+++ Supplied material +++

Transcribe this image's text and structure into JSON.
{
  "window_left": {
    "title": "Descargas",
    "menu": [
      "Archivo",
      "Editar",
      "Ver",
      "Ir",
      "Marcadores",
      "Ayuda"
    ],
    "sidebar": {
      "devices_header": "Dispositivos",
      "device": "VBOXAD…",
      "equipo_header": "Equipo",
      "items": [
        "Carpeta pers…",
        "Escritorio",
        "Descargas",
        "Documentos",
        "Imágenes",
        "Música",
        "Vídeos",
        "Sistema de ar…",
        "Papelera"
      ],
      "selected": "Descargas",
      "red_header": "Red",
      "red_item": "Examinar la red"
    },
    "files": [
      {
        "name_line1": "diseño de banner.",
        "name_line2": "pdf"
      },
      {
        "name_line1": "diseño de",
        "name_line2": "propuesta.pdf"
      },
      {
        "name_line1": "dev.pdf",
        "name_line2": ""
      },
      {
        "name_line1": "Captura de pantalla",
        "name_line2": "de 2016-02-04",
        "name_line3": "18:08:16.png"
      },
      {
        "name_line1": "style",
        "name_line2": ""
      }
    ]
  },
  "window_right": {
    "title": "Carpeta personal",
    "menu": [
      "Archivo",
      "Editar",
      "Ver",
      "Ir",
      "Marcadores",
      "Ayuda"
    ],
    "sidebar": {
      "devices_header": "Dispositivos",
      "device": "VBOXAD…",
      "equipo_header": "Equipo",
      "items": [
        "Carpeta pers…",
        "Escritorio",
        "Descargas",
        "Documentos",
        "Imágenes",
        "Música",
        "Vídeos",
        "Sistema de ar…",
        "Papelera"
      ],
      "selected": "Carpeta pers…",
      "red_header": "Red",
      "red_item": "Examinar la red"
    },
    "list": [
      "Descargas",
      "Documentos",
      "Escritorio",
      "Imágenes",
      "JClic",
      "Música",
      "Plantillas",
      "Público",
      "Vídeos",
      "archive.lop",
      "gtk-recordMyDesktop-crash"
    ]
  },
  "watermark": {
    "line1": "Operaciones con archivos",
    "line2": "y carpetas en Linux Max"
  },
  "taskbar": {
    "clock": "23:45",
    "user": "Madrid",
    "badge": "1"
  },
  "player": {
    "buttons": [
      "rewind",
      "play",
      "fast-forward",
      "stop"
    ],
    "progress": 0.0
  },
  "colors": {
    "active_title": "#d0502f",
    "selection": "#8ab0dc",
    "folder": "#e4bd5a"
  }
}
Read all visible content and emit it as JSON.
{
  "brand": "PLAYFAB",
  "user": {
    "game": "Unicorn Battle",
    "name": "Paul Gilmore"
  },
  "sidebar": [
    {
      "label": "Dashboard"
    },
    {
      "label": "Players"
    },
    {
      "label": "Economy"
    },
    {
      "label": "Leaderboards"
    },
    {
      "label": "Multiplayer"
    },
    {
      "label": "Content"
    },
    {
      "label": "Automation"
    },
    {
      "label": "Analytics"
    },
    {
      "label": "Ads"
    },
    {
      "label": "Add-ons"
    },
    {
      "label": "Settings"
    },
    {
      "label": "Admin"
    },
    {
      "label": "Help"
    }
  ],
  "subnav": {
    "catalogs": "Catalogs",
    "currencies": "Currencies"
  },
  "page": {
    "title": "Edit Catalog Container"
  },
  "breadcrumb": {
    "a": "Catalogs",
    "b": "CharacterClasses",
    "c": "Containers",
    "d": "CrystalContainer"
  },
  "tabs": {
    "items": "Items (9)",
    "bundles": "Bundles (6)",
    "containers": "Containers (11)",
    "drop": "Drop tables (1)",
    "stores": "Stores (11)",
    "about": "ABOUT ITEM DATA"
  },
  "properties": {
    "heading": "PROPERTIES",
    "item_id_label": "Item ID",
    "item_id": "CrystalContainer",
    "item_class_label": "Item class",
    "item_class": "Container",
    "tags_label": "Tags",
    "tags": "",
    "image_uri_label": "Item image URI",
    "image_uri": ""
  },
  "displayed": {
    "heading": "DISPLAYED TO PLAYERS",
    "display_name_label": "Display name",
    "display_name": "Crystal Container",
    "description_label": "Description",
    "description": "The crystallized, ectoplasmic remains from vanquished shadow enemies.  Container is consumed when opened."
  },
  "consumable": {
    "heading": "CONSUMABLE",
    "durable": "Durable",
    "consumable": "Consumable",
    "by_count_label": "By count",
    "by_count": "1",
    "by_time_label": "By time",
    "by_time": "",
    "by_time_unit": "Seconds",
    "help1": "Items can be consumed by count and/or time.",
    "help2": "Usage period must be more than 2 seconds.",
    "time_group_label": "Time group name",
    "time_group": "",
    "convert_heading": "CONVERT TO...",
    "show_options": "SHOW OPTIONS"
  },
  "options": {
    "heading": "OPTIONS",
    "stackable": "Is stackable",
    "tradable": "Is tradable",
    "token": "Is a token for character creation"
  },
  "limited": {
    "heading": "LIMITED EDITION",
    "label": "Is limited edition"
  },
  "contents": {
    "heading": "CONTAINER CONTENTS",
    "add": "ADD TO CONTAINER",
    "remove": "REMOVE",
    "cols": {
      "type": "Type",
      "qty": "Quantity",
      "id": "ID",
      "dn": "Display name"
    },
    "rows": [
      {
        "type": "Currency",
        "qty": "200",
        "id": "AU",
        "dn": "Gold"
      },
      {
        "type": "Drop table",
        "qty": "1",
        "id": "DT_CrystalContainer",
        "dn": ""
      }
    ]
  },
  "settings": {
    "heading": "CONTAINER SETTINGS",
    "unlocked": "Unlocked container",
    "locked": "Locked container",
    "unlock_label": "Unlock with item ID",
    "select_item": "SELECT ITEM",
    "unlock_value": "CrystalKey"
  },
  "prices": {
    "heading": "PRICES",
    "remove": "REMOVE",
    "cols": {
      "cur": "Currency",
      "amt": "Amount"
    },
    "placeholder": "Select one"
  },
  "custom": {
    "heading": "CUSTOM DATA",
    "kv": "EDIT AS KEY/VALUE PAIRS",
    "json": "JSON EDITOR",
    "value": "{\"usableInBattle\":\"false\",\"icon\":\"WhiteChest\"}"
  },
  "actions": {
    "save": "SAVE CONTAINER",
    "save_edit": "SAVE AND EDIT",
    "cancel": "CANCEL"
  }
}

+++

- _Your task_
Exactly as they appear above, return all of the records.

- _Result for this task_
Transcribe this image's text and structure into JSON.
{
  "window_left": {
    "title": "Descargas",
    "menu": [
      "Archivo",
      "Editar",
      "Ver",
      "Ir",
      "Marcadores",
      "Ayuda"
    ],
    "sidebar": {
      "devices_header": "Dispositivos",
      "device": "VBOXAD…",
      "equipo_header": "Equipo",
      "items": [
        "Carpeta pers…",
        "Escritorio",
        "Descargas",
        "Documentos",
        "Imágenes",
        "Música",
        "Vídeos",
        "Sistema de ar…",
        "Papelera"
      ],
      "selected": "Descargas",
      "red_header": "Red",
      "red_item": "Examinar la red"
    },
    "files": [
      {
        "name_line1": "diseño de banner.",
        "name_line2": "pdf"
      },
      {
        "name_line1": "diseño de",
        "name_line2": "propuesta.pdf"
      },
      {
        "name_line1": "dev.pdf",
        "name_line2": ""
      },
      {
        "name_line1": "Captura de pantalla",
        "name_line2": "de 2016-02-04",
        "name_line3": "18:08:16.png"
      },
      {
        "name_line1": "style",
        "name_line2": ""
      }
    ]
  },
  "window_right": {
    "title": "Carpeta personal",
    "menu": [
      "Archivo",
      "Editar",
      "Ver",
      "Ir",
      "Marcadores",
      "Ayuda"
    ],
    "sidebar": {
      "devices_header": "Dispositivos",
      "device": "VBOXAD…",
      "equipo_header": "Equipo",
      "items": [
        "Carpeta pers…",
        "Escritorio",
        "Descargas",
        "Documentos",
        "Imágenes",
        "Música",
        "Vídeos",
        "Sistema de ar…",
        "Papelera"
      ],
      "selected": "Carpeta pers…",
      "red_header": "Red",
      "red_item": "Examinar la red"
    },
    "list": [
      "Descargas",
      "Documentos",
      "Escritorio",
      "Imágenes",
      "JClic",
      "Música",
      "Plantillas",
      "Público",
      "Vídeos",
      "archive.lop",
      "gtk-recordMyDesktop-crash"
    ]
  },
  "watermark": {
    "line1": "Operaciones con archivos",
    "line2": "y carpetas en Linux Max"
  },
  "taskbar": {
    "clock": "23:45",
    "user": "Madrid",
    "badge": "1"
  },
  "player": {
    "buttons": [
      "rewind",
      "play",
      "fast-forward",
      "stop"
    ],
    "progress": 0.0
  },
  "colors": {
    "active_title": "#d0502f",
    "selection": "#8ab0dc",
    "folder": "#e4bd5a"
  }
}
Read all visible content and emit it as JSON.
{
  "brand": "PLAYFAB",
  "user": {
    "game": "Unicorn Battle",
    "name": "Paul Gilmore"
  },
  "sidebar": [
    {
      "label": "Dashboard"
    },
    {
      "label": "Players"
    },
    {
      "label": "Economy"
    },
    {
      "label": "Leaderboards"
    },
    {
      "label": "Multiplayer"
    },
    {
      "label": "Content"
    },
    {
      "label": "Automation"
    },
    {
      "label": "Analytics"
    },
    {
      "label": "Ads"
    },
    {
      "label": "Add-ons"
    },
    {
      "label": "Settings"
    },
    {
      "label": "Admin"
    },
    {
      "label": "Help"
    }
  ],
  "subnav": {
    "catalogs": "Catalogs",
    "currencies": "Currencies"
  },
  "page": {
    "title": "Edit Catalog Container"
  },
  "breadcrumb": {
    "a": "Catalogs",
    "b": "CharacterClasses",
    "c": "Containers",
    "d": "CrystalContainer"
  },
  "tabs": {
    "items": "Items (9)",
    "bundles": "Bundles (6)",
    "containers": "Containers (11)",
    "drop": "Drop tables (1)",
    "stores": "Stores (11)",
    "about": "ABOUT ITEM DATA"
  },
  "properties": {
    "heading": "PROPERTIES",
    "item_id_label": "Item ID",
    "item_id": "CrystalContainer",
    "item_class_label": "Item class",
    "item_class": "Container",
    "tags_label": "Tags",
    "tags": "",
    "image_uri_label": "Item image URI",
    "image_uri": ""
  },
  "displayed": {
    "heading": "DISPLAYED TO PLAYERS",
    "display_name_label": "Display name",
    "display_name": "Crystal Container",
    "description_label": "Description",
    "description": "The crystallized, ectoplasmic remains from vanquished shadow enemies.  Container is consumed when opened."
  },
  "consumable": {
    "heading": "CONSUMABLE",
    "durable": "Durable",
    "consumable": "Consumable",
    "by_count_label": "By count",
    "by_count": "1",
    "by_time_label": "By time",
    "by_time": "",
    "by_time_unit": "Seconds",
    "help1": "Items can be consumed by count and/or time.",
    "help2": "Usage period must be more than 2 seconds.",
    "time_group_label": "Time group name",
    "time_group": "",
    "convert_heading": "CONVERT TO...",
    "show_options": "SHOW OPTIONS"
  },
  "options": {
    "heading": "OPTIONS",
    "stackable": "Is stackable",
    "tradable": "Is tradable",
    "token": "Is a token for character creation"
  },
  "limited": {
    "heading": "LIMITED EDITION",
    "label": "Is limited edition"
  },
  "contents": {
    "heading": "CONTAINER CONTENTS",
    "add": "ADD TO CONTAINER",
    "remove": "REMOVE",
    "cols": {
      "type": "Type",
      "qty": "Quantity",
      "id": "ID",
      "dn": "Display name"
    },
    "rows": [
      {
        "type": "Currency",
        "qty": "200",
        "id": "AU",
        "dn": "Gold"
      },
      {
        "type": "Drop table",
        "qty": "1",
        "id": "DT_CrystalContainer",
        "dn": ""
      }
    ]
  },
  "settings": {
    "heading": "CONTAINER SETTINGS",
    "unlocked": "Unlocked container",
    "locked": "Locked container",
    "unlock_label": "Unlock with item ID",
    "select_item": "SELECT ITEM",
    "unlock_value": "CrystalKey"
  },
  "prices": {
    "heading": "PRICES",
    "remove": "REMOVE",
    "cols": {
      "cur": "Currency",
      "amt": "Amount"
    },
    "placeholder": "Select one"
  },
  "custom": {
    "heading": "CUSTOM DATA",
    "kv": "EDIT AS KEY/VALUE PAIRS",
    "json": "JSON EDITOR",
    "value": "{\"usableInBattle\":\"false\",\"icon\":\"WhiteChest\"}"
  },
  "actions": {
    "save": "SAVE CONTAINER",
    "save_edit": "SAVE AND EDIT",
    "cancel": "CANCEL"
  }
}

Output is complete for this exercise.